#### Problem description
Every record below should be retyped exactly, and no picture should appear in the copy.

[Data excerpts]
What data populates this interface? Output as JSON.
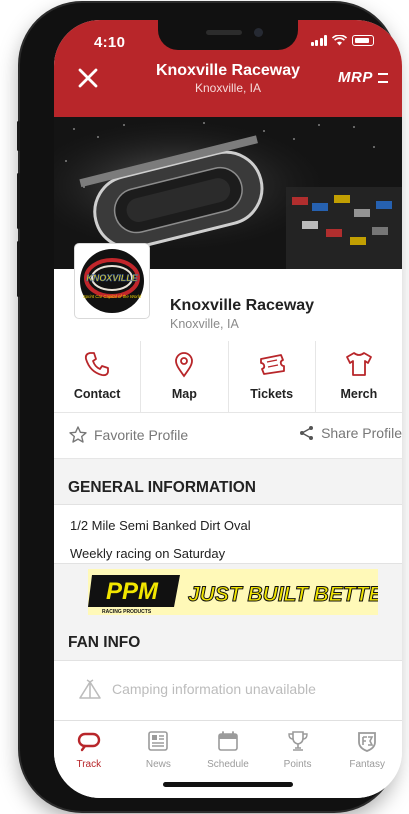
{
  "status": {
    "time": "4:10"
  },
  "header": {
    "title": "Knoxville Raceway",
    "subtitle": "Knoxville, IA",
    "brand": "MRP"
  },
  "profile": {
    "name": "Knoxville Raceway",
    "location": "Knoxville, IA",
    "logo_text": "KNOXVILLE",
    "logo_tagline": "Sprint Car Capital of the World"
  },
  "actions": [
    {
      "label": "Contact",
      "icon": "phone-icon"
    },
    {
      "label": "Map",
      "icon": "map-pin-icon"
    },
    {
      "label": "Tickets",
      "icon": "ticket-icon"
    },
    {
      "label": "Merch",
      "icon": "shirt-icon"
    }
  ],
  "favorite_label": "Favorite Profile",
  "share_label": "Share Profile",
  "general_info": {
    "heading": "GENERAL INFORMATION",
    "lines": [
      "1/2 Mile Semi Banked Dirt Oval",
      "Weekly racing on Saturday"
    ]
  },
  "ad": {
    "brand": "PPM",
    "tagline": "JUST BUILT BETTER",
    "subtext": "RACING PRODUCTS"
  },
  "fan_info": {
    "heading": "FAN INFO",
    "camping": "Camping information unavailable"
  },
  "tabs": [
    {
      "label": "Track",
      "icon": "track-icon",
      "active": true
    },
    {
      "label": "News",
      "icon": "news-icon",
      "active": false
    },
    {
      "label": "Schedule",
      "icon": "calendar-icon",
      "active": false
    },
    {
      "label": "Points",
      "icon": "trophy-icon",
      "active": false
    },
    {
      "label": "Fantasy",
      "icon": "fantasy-icon",
      "active": false
    }
  ],
  "colors": {
    "accent": "#b8262a",
    "ad_yellow": "#f2e600",
    "text": "#222222"
  }
}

#### Exercise answer
What data populates this interface? Output as JSON.
{
  "status": {
    "time": "4:10"
  },
  "header": {
    "title": "Knoxville Raceway",
    "subtitle": "Knoxville, IA",
    "brand": "MRP"
  },
  "profile": {
    "name": "Knoxville Raceway",
    "location": "Knoxville, IA",
    "logo_text": "KNOXVILLE",
    "logo_tagline": "Sprint Car Capital of the World"
  },
  "actions": [
    {
      "label": "Contact",
      "icon": "phone-icon"
    },
    {
      "label": "Map",
      "icon": "map-pin-icon"
    },
    {
      "label": "Tickets",
      "icon": "ticket-icon"
    },
    {
      "label": "Merch",
      "icon": "shirt-icon"
    }
  ],
  "favorite_label": "Favorite Profile",
  "share_label": "Share Profile",
  "general_info": {
    "heading": "GENERAL INFORMATION",
    "lines": [
      "1/2 Mile Semi Banked Dirt Oval",
      "Weekly racing on Saturday"
    ]
  },
  "ad": {
    "brand": "PPM",
    "tagline": "JUST BUILT BETTER",
    "subtext": "RACING PRODUCTS"
  },
  "fan_info": {
    "heading": "FAN INFO",
    "camping": "Camping information unavailable"
  },
  "tabs": [
    {
      "label": "Track",
      "icon": "track-icon",
      "active": true
    },
    {
      "label": "News",
      "icon": "news-icon",
      "active": false
    },
    {
      "label": "Schedule",
      "icon": "calendar-icon",
      "active": false
    },
    {
      "label": "Points",
      "icon": "trophy-icon",
      "active": false
    },
    {
      "label": "Fantasy",
      "icon": "fantasy-icon",
      "active": false
    }
  ],
  "colors": {
    "accent": "#b8262a",
    "ad_yellow": "#f2e600",
    "text": "#222222"
  }
}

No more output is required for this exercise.